The use of these literary devices flashback, imagery, foil, and symbolism in the novel " Things Fall Apart" by Chinua Achebe help demonstrate the way that Okonkwo, and the Umofian culture defines masculinity and femininity. These devices help define masculinity and femininity through the characters in the novel, and how they explain the way that the differences of people have masculinity, and femininity.
The relationship talked about the most in the book is between Okonkwo and his father, Unoka. Okonkwo’s greatest fear is that he would become like his father, who was lazy, afraid of war, a musician who didn’t work, and didn’t support his family. Bottom line: Okonkwo has no respect for his father simply because he was what Okonkwo called agabala, meaning woman. This relationship affected Okonkwo’s life greatly considering that is what his life revolved around. In the book are several quotes to support this, but one seems to be the more straightforward quote. “Perhaps down in his heart Okonkwo was not a cruel man. But his whole life was dominated by fear, the fear of failure and of weakness…..It was fear of himself lest he should be
Our lives are centered around our culture and beliefs, we are influenced by our peers about our beliefs to the point where it may cause things to fall apart, with many up and down situations. In Chinua Achebe’s Things Fall Apart, we learn about an Ibo culture that believe in male masculinity and dominance, expected from a very young age for boys to be very masculine and rule over women. Anyone who disobeys those priorities are shunned by their own culture and considered weak worthless men. This story is told with many interesting different themes, but in my perspective one theme that captured my attention the most was masculinity, like I had mentioned before. The main character Okonkwo, revolves around showing no emotion and being masculine, his whole life is based upon the belief of male masculinity and hard work.
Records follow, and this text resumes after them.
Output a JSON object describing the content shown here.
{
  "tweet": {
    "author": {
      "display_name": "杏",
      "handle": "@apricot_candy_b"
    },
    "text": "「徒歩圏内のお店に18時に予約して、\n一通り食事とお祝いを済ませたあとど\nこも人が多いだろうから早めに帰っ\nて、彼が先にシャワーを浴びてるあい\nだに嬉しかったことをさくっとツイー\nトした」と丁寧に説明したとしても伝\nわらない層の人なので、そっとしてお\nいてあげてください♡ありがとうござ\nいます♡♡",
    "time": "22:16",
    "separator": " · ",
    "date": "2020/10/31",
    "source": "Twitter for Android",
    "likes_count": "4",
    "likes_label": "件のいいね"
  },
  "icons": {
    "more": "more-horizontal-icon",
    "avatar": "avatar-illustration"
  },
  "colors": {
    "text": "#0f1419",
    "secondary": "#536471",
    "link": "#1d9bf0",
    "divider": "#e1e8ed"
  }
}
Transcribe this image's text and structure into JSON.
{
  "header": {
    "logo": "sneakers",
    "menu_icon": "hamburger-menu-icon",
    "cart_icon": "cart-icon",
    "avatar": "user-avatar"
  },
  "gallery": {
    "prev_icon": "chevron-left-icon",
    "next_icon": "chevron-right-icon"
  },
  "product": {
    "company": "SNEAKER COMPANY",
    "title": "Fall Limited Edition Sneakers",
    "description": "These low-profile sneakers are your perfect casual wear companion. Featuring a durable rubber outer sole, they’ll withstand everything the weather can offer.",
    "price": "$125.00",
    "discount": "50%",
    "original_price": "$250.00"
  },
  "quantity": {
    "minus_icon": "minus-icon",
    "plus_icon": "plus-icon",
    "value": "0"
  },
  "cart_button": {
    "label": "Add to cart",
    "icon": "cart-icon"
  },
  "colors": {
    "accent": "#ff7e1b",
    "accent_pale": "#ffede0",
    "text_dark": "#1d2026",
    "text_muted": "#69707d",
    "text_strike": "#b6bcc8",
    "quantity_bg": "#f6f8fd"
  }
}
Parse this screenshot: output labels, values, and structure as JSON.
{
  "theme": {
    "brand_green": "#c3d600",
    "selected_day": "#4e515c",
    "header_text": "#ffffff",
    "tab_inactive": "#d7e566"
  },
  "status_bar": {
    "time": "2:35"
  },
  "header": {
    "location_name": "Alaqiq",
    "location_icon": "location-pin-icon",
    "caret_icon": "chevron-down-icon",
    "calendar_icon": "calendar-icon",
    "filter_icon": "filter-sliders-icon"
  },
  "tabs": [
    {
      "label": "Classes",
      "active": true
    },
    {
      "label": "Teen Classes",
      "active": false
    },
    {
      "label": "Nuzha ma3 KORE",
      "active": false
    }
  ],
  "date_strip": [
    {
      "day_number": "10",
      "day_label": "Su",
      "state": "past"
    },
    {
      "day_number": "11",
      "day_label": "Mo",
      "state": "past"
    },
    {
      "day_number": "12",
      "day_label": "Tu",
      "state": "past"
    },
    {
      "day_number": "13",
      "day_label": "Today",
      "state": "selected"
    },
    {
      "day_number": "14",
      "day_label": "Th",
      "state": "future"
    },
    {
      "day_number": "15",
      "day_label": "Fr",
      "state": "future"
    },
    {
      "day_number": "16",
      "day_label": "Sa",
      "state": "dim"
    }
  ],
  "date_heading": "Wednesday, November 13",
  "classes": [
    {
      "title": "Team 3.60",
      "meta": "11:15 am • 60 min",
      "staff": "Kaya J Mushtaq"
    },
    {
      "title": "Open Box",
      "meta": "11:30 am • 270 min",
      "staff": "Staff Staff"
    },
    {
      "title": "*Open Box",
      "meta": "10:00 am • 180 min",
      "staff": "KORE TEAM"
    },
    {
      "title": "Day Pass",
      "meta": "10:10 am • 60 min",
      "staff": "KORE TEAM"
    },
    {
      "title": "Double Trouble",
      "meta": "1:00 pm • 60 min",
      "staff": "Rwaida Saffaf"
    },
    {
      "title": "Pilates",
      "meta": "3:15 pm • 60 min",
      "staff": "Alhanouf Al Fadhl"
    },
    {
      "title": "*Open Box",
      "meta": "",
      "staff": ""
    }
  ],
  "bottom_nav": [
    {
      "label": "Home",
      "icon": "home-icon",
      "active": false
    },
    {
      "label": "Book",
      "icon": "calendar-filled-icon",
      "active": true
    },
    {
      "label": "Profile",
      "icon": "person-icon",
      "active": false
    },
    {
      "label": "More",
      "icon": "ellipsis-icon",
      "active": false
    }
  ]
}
He does not accept any failure or weakness from himself or any of his family members, putting his pride on being a well respected masculine man unlike his father Unoka.